After perusing some of the message boards on SparkPeople lately, and reading several fitness-oriented blogs and women's issue-oriented blogs, I have been thinking a lot about body image, body types, and how we think about these things (individually and as a culture). While I have always been generally happy with my body, I have my moments, like everyone else.
Thankfully, I was raised in a health-conscious household, and my mother especially was always trying to enforce healthy habits. A healthy body image was part of this. My mother always told me it was not worth it to be thin if I was not healthy. Exercise and a healthy diet were crucial, and how your body looked was not emphasized. I realize now that I am older that this attitude has helped me really accept myself and have a healthy attitude toward my body and my health.
If anything, lately, I have been wishing that I was not as thin! I am not super-skinny, but I have never been very curvaceous either.

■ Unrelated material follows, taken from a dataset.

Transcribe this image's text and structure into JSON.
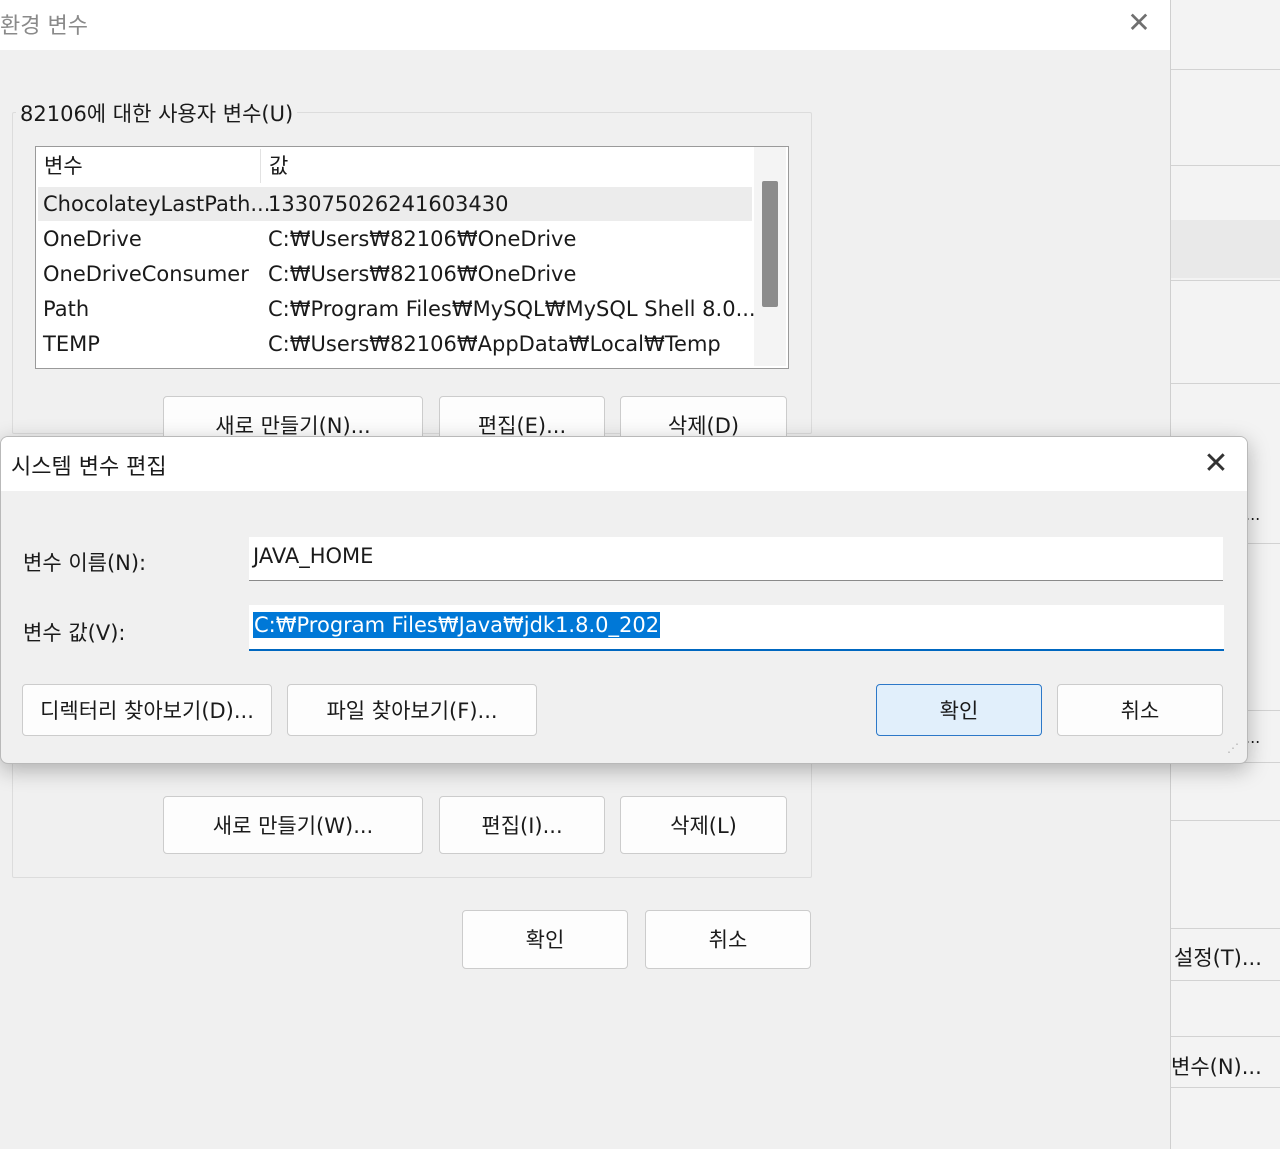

I would not mind if I was a little more on the Marilyn Monroe side of things...bodies like that always look so feminine and beautiful to me. But, beauty comes in all shapes and sizes and it is best to be at your natural healthy body type, whatever that is.
My occasional longings for more curves have me thinking about something that my grandfather said to me when I was about 16. I was walking around the neighborhood with my grandfather and my mother, and my grandfather commented to my mother that I was becoming a beautiful young lady and that I looked good because I "wasn't skinny." For a moment this caught me off guard. Among nearly all the girls my age, "not skinny" was NOT a compliment! Not skinny implied....fat! and we lived in a culture where fat was a terrible thing. So how could I be beautiful and "not skinny?"
I thought about what my grandfather said, and I realized that when he was growing up, "skinny" probably would have been a negative term referring to women who looked underweight or undernourished. Over time, it had morphed into a compliment as being thin became more fashionable. As I think about it now, I think me grandfather's comment reflects a healthier attitude about women and their bodies by appreciating our natural curves.
It's good to question what we have been told is beautiful and look at it from a different perspective. I have always believed that healthy is beautiful, whatever physical form it might take. Diversity in shapes and sizes is was makes us unique and truly beautiful, including when we are "not skinny."